I think the city has come a long way. A dozen years ago, police and city officials would call entertainment an attractive nuisance and they would blame it for anything that went wrong. Today, we did an economic impact study that showed that $4.2 billion is brought into the city between the hours of 9pm and 5am -- the other 9 to 5. It also showed that there were 48,000 jobs in the entertainment industry and it paid about $55 million in payroll taxes. Also, we recently did a study on daytime events and found they brought $1.5 billion to the city. So, entertainment is an economic driver in a city whose number 1 industry is tourism.

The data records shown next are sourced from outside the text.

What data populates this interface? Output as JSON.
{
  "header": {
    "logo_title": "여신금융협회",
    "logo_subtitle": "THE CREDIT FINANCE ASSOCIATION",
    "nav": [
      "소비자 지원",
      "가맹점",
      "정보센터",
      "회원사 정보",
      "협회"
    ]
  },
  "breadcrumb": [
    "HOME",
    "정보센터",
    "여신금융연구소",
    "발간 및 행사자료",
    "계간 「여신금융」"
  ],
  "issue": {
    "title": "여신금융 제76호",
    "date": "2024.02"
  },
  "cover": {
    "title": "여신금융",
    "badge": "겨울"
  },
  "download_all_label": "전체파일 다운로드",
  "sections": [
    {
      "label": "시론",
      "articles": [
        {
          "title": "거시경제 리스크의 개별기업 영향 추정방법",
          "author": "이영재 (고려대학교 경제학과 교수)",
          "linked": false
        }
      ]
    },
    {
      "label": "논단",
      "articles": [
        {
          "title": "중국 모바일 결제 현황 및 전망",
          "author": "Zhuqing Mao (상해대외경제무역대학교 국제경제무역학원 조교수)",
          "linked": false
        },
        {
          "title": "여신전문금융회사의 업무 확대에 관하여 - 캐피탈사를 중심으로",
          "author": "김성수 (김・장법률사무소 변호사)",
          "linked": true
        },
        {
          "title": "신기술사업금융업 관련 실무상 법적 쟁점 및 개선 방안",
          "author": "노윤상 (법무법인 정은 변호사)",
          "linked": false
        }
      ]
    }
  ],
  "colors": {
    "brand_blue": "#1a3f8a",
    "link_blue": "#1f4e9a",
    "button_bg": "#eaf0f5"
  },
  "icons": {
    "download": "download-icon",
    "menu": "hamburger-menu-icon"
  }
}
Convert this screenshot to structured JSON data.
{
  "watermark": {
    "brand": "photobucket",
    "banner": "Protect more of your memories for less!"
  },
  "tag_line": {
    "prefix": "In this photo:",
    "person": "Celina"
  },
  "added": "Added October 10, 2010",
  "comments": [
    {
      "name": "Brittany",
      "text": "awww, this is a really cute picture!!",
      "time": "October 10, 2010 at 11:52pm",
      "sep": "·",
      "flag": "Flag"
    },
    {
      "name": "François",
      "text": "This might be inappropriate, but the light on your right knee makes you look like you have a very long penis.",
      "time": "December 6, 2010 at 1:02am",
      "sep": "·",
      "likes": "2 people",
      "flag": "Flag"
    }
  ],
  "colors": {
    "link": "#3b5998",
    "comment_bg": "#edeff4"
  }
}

In addition, over the last few years, there's been about 200 and change tech companies that have come into the city whose employees are the millennials. If you want to service your population, then you have to give them what they need, and I'm not necessarily talking about Whole Foods. You've got to give them entertainment because that's what these young people do until they stopped being young.


I think the city recognized that entertainment is a thriving and important aspect of the general economy. Since that time, the city has instituted lots of policies that protect nightlife, such as legacy clubs. Also, Supervisor London Breed's legislation passed that states that encroaching housing developments cannot negatively impact local entertainment. Entertainment in the city is valued and is even doing studies on nighttime public transportation to not only service those going out, but the people who work in these venues. The city is now in real support of entertainment.